And, Keller is cited:
That is, all of the features of the structure in the secondary reference need not be bodily incorporated into the primary reference, but consideration should be given to what the combined teachings, knowledge of one of ordinary skill in the art, and the nature of the problem to be solved as a whole would have suggested to those of ordinary skill in the art (see In re Keller, 642 F.2d 413, 425 (CCPA 1981)).
In that regard, the Supreme Court has indicated that:
[It is error to] assum[e] that a person of ordinary skill attempting to solve a problem will be led only to those elements of prior art designed to solve the same problem. . . . Common sense teaches . . . that familiar items may have obvious uses beyond their primary purposes, and in many cases a person of ordinary skill will be able to fit the teachings of multiple patents together like pieces of a puzzle.
KSR Int'l Co. v. Teleflex Inc., 550 U.S. 398, 420 (2007) (citation omitted). Furthermore, the artisan is not compelled to blindly follow the

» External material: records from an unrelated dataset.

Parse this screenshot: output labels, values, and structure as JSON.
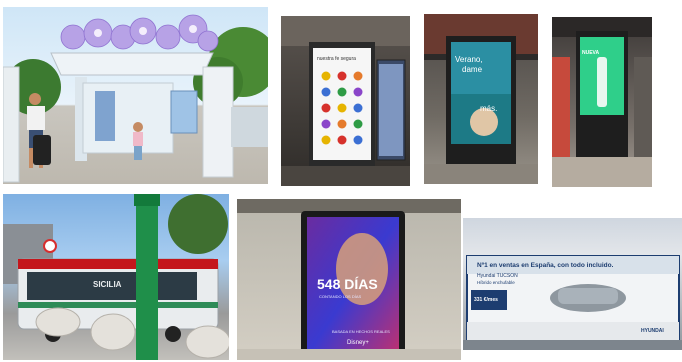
{
  "page": {
    "background": "#ffffff"
  },
  "images": [
    {
      "caption": "bus shelter with flower roof and backlit ads"
    },
    {
      "ad_text": "nuestra fe segura",
      "colors": [
        "#e6b400",
        "#d6312b",
        "#3b6fd3",
        "#2e9b45",
        "#8a45c9",
        "#e57a2b"
      ]
    },
    {
      "ad_lines": [
        "Verano,",
        "dame",
        "más."
      ]
    },
    {
      "ad_text": "NUEVA"
    },
    {
      "bus_text": "SICILIA"
    },
    {
      "ad_title": "548 DÍAS",
      "ad_subtitle": "CONTANDO LOS DÍAS",
      "ad_tagline": "BASADA EN HECHOS REALES",
      "ad_brand": "Disney+"
    },
    {
      "ad_headline": "Nº1 en ventas en España, con todo incluido.",
      "ad_model": "Hyundai TUCSON",
      "ad_sub": "Híbrido enchufable",
      "ad_price": "331 €/mes",
      "ad_brand": "HYUNDAI"
    }
  ]
}
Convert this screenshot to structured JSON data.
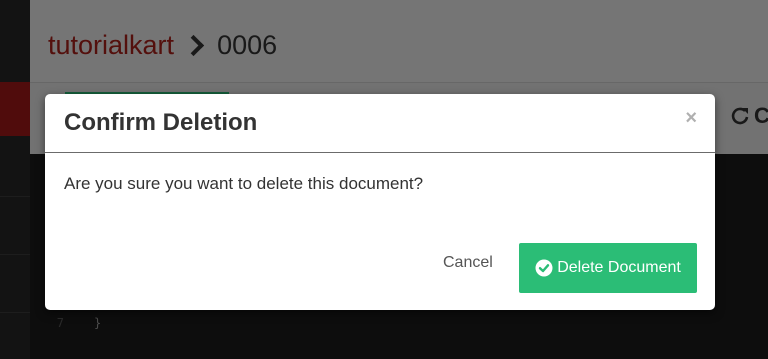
{
  "header": {
    "database": "tutorialkart",
    "document_id": "0006"
  },
  "toolbar": {
    "refresh_label": "C"
  },
  "editor": {
    "lines": [
      {
        "number": "7",
        "code": "}"
      }
    ]
  },
  "modal": {
    "title": "Confirm Deletion",
    "close_label": "×",
    "message": "Are you sure you want to delete this document?",
    "cancel_label": "Cancel",
    "delete_label": "Delete Document",
    "delete_icon": "check-circle-icon",
    "accent_color": "#2bbd76"
  }
}
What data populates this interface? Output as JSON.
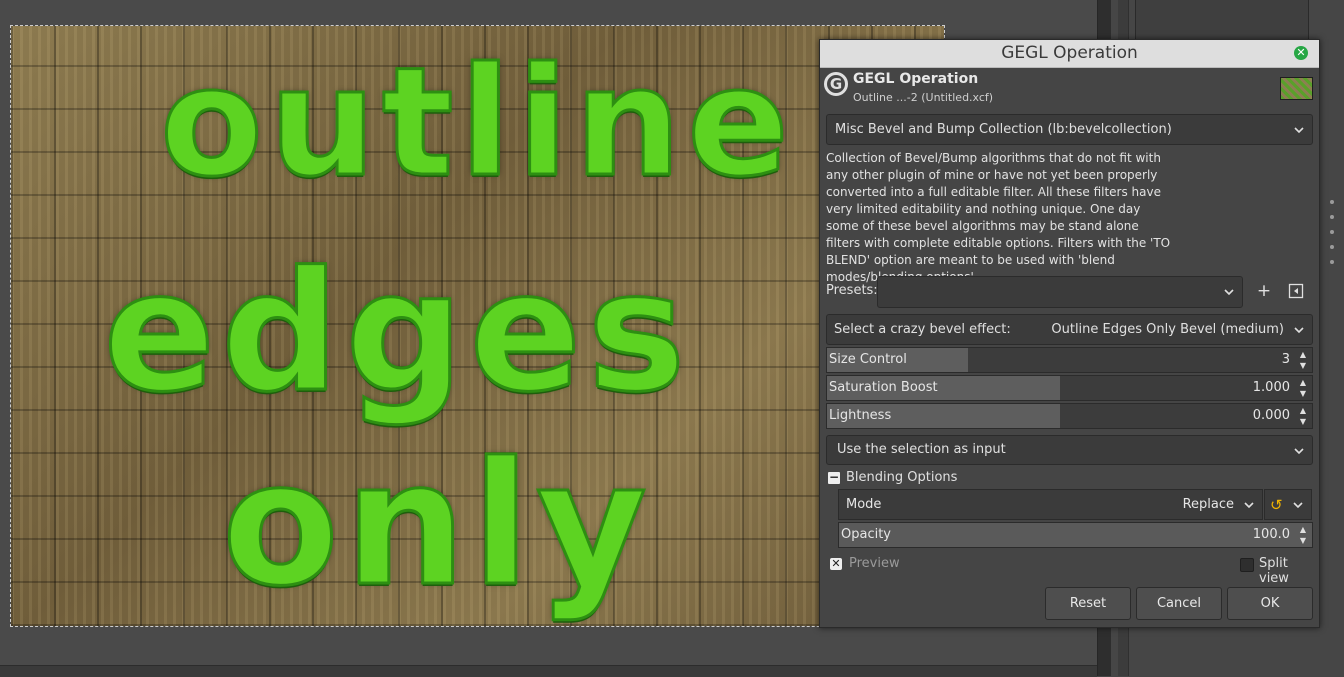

teaching of one prior art reference over the other without the exercise of independent judgment (see Lear Siegler, Inc. v. Aeroquip Corp., 733 F.2d 881, 889 (Fed. Cir. 1984)). As such, we find that Montague would be adjusted to accommodate teachings from Dallhammer by one of ordinary skill in the art.